▸ Exercise data:
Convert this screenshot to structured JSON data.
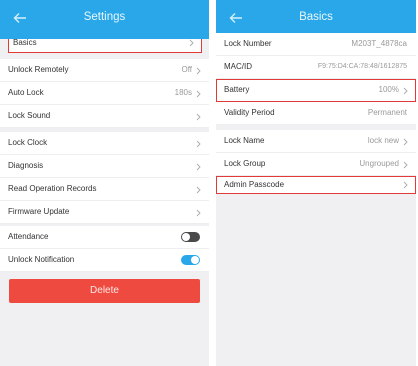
{
  "left": {
    "title": "Settings",
    "rows": [
      {
        "label": "Basics",
        "value": ""
      },
      {
        "label": "Unlock Remotely",
        "value": "Off"
      },
      {
        "label": "Auto Lock",
        "value": "180s"
      },
      {
        "label": "Lock Sound",
        "value": ""
      },
      {
        "label": "Lock Clock",
        "value": ""
      },
      {
        "label": "Diagnosis",
        "value": ""
      },
      {
        "label": "Read Operation Records",
        "value": ""
      },
      {
        "label": "Firmware Update",
        "value": ""
      },
      {
        "label": "Attendance",
        "toggle": false
      },
      {
        "label": "Unlock Notification",
        "toggle": true
      }
    ],
    "delete_label": "Delete"
  },
  "right": {
    "title": "Basics",
    "rows": [
      {
        "label": "Lock Number",
        "value": "M203T_4878ca"
      },
      {
        "label": "MAC/ID",
        "value": "F9:75:D4:CA:78:48/1612875"
      },
      {
        "label": "Battery",
        "value": "100%"
      },
      {
        "label": "Validity Period",
        "value": "Permanent"
      },
      {
        "label": "Lock Name",
        "value": "lock new"
      },
      {
        "label": "Lock Group",
        "value": "Ungrouped"
      },
      {
        "label": "Admin Passcode",
        "value": ""
      }
    ]
  },
  "colors": {
    "accent": "#2aa7e8",
    "danger": "#ef4a3f",
    "highlight": "#e03a3a"
  }
}
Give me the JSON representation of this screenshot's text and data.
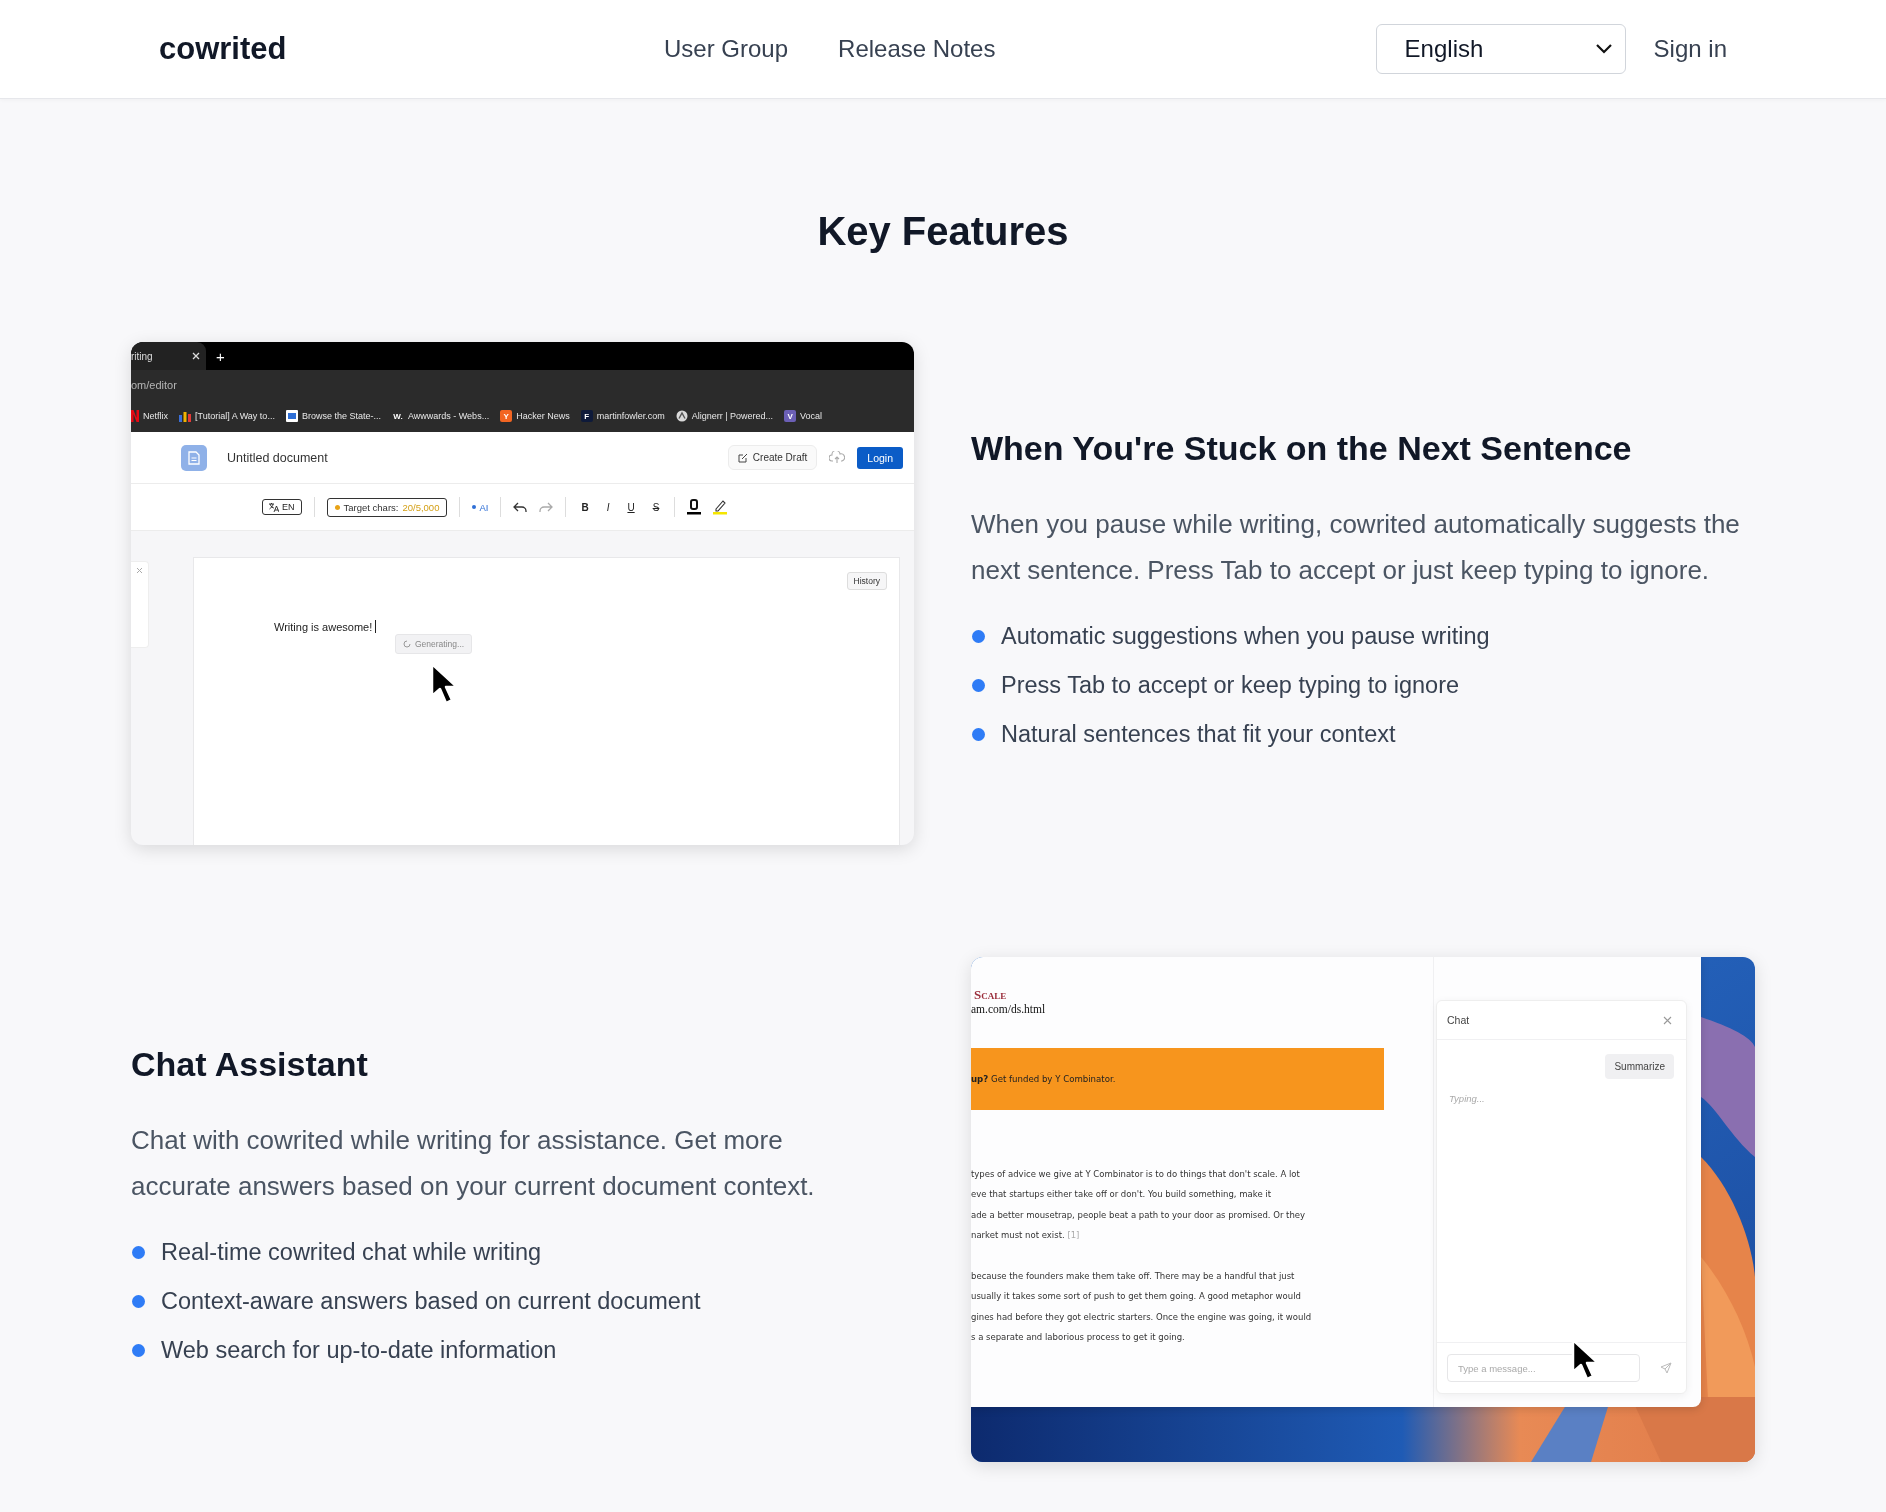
{
  "header": {
    "logo": "cowrited",
    "nav": [
      {
        "label": "User Group"
      },
      {
        "label": "Release Notes"
      }
    ],
    "language": "English",
    "sign_in": "Sign in"
  },
  "title": "Key Features",
  "features": [
    {
      "heading": "When You're Stuck on the Next Sentence",
      "description": "When you pause while writing, cowrited automatically suggests the next sentence. Press Tab to accept or just keep typing to ignore.",
      "bullets": [
        "Automatic suggestions when you pause writing",
        "Press Tab to accept or keep typing to ignore",
        "Natural sentences that fit your context"
      ],
      "screenshot": {
        "kind": "editor",
        "tab_title": "riting",
        "new_tab": "+",
        "url": "om/editor",
        "bookmarks": [
          {
            "label": "Netflix",
            "kind": "netflix",
            "color": "#e50914"
          },
          {
            "label": "[Tutorial] A Way to...",
            "kind": "bars",
            "color": "#3b6fd8"
          },
          {
            "label": "Browse the State-...",
            "kind": "frame",
            "color": "#2f6fd6"
          },
          {
            "label": "Awwwards - Webs...",
            "kind": "letter",
            "icon": "W.",
            "color": "#2b2b2b"
          },
          {
            "label": "Hacker News",
            "kind": "letter",
            "icon": "Y",
            "color": "#f26522"
          },
          {
            "label": "martinfowler.com",
            "kind": "letter",
            "icon": "F",
            "color": "#0e1a3a"
          },
          {
            "label": "Alignerr | Powered...",
            "kind": "ring",
            "color": "#d9d9d9"
          },
          {
            "label": "Vocal",
            "kind": "letter",
            "icon": "V",
            "color": "#6b5fb5"
          }
        ],
        "doc_title": "Untitled document",
        "create_draft": "Create Draft",
        "login": "Login",
        "language": "EN",
        "target_label": "Target chars:",
        "target_value": "20/5,000",
        "ai": "AI",
        "format_buttons": [
          {
            "label": "B",
            "kind": "bold"
          },
          {
            "label": "I",
            "kind": "italic"
          },
          {
            "label": "U",
            "kind": "underline"
          },
          {
            "label": "S",
            "kind": "strike"
          }
        ],
        "history": "History",
        "text": "Writing is awesome!",
        "generating": "Generating..."
      }
    },
    {
      "heading": "Chat Assistant",
      "description": "Chat with cowrited while writing for assistance. Get more accurate answers based on your current document context.",
      "bullets": [
        "Real-time cowrited chat while writing",
        "Context-aware answers based on current document",
        "Web search for up-to-date information"
      ],
      "screenshot": {
        "kind": "chat",
        "page_title": "Scale",
        "page_url": "am.com/ds.html",
        "banner": "**up?** Get funded by Y Combinator.",
        "paragraphs": [
          {
            "lines": [
              "types of advice we give at Y Combinator is to do things that don't scale. A lot",
              "eve that startups either take off or don't. You build something, make it",
              "ade a better mousetrap, people beat a path to your door as promised. Or they",
              "narket must not exist."
            ],
            "footnote": "[1]"
          },
          {
            "lines": [
              "because the founders make them take off. There may be a handful that just",
              "usually it takes some sort of push to get them going. A good metaphor would",
              "gines had before they got electric starters. Once the engine was going, it would",
              "s a separate and laborious process to get it going."
            ]
          }
        ],
        "chat": {
          "title": "Chat",
          "suggestion": "Summarize",
          "status": "Typing...",
          "placeholder": "Type a message..."
        }
      }
    }
  ]
}
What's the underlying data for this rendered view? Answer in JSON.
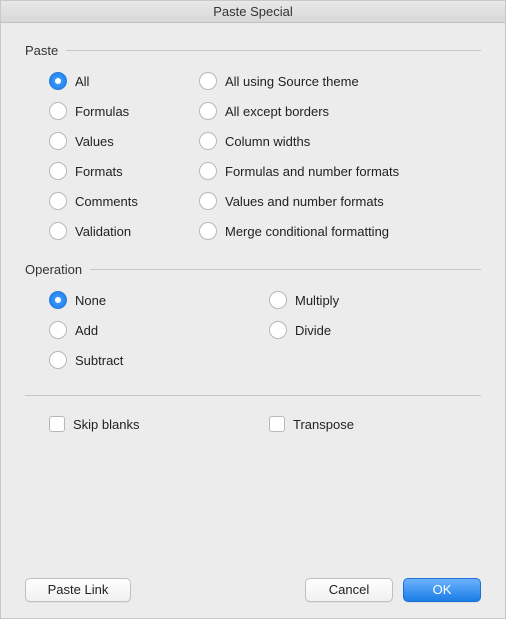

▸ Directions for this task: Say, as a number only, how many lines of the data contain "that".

▸ Solution to this exercise: 4